Among the 363 English law titles the Lillian Goldman Law Library acquired from Anthony Taussig, by far the largest group is justice of the peace (JP) manuals. Taussig wrote to me that “I have pursued justice of the peace manuals because from a very early date they provide interesting overviews, constantly revised, of the areas of law of contemporary importance.”
In the preface to his Office and authority of a justice of peace (London, 1704), William Nelson gives a colorful synopsis of the office’s roots in the Middle Ages: “The Office of a Justice of Peace did at first consist chiefly in suppression of Riots and unlawful Assemblies, it being usual in former times for men of Estates to give Liveries every Year to rude and disorderly people who were not their Menial Servants, and this was to engage them in all their Quarrels for that Year…”

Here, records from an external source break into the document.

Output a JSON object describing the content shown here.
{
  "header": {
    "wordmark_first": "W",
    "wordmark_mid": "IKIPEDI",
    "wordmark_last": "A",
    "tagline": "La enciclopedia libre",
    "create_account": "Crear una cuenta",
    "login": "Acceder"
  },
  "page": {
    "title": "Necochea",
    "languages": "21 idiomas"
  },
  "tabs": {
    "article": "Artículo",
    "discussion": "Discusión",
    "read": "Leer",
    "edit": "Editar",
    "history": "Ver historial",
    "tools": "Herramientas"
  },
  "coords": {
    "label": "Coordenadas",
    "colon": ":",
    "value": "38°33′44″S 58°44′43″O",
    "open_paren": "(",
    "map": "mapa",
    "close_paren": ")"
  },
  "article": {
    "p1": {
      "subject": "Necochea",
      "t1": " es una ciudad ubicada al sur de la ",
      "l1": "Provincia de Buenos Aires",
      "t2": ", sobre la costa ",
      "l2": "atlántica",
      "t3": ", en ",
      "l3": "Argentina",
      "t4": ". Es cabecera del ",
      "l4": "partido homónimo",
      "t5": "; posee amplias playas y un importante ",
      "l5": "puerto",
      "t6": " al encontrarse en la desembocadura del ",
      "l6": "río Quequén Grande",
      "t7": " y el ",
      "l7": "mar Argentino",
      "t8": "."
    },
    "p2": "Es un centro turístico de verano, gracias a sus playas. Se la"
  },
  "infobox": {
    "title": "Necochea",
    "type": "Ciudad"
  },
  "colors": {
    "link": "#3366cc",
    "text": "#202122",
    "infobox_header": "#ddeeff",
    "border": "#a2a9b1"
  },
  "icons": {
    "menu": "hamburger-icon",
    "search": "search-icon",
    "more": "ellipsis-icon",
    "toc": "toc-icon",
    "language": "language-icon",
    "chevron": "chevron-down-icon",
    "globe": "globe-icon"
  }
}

From the JP’s origins in criminal law, the office grew to become the most important in local government, with extensive judicial and administrative powers. Although Justices of the peace were drawn from the local elite, few them had legal training. Thus the need for guidance, met by the JP manual. As Parliament frequently changed the duties of JPs, new JP manuals and form books were published with the updated information. JP manuals became consistent best sellers for their publishers.
We have covered some of the authors of JP manuals in previous posts on the Taussig Collection: William Lambarde, whose Eirenarcha Is considered the best JP manual of the 16th century; William Sheppard; and Giles Jacob.
The highlight of the Taussig JP manuals is the very first printed JP manual:
The boke of iustyces of peas (London: Wynkyn de Worde, 1506). This anonymous work went through over thirty editions in the 16th century, under various titles. It was never adequately updated and soon became obsolete.
Other JP manuals from the Taussig Collection include…
Anthony Fitzherbert (1470-1538), Loffice et auctoryte des justyces de peas (London, 1538). This is the first edition of Fitzherbert’s popular JP manual, but the only edition in Law French. There were ten editions of English translation, three of which we acquired from Taussig to join the two we already had. The Taussig acquisition also included four of the six expanded editions of Fitzherbert’s JP manual prepared by Richard Crompton.
Michael Dalton, The countrey iustice: containing the practise of the iustices of the peace out of their sessions (London, 1619). Dalton’s Country Justice went through 20 editions, the last in 1746, and was often plagiarized for other JP manuals. This second edition is one of five we acquired from Taussig.
Forms for proceedings on such seizures, as by the late act for preventing frauds, &c. in the publick revenues, are to be heard and determined by justices of the peace (London, 1720). This form book for JPs is one of the rarest items in the Taussig Collection; the only other known copies are at the British Library and the National Library of Scotland.
To learn more about the history of justice of the peace manuals, see:
- Larry M. Boyer, “The Justice of the Peace in England and America from 1506 to 1776: A Bibliographic History,” The Quarterly Journal of the Library of Congress 34:4 (Oct. 1977), 315-326.
- W. S. Holdsworth, Sources and literature of English law (Oxford: Clarendon Press, 1925), 126-130.
- B. H. Putnam, Early treatises on the practice of the justices of the peace in the fifteenth and sixteenth centuries (Oxford: Clarendon Press, 1924).
– MIKE WIDENER, Rare Book Librarian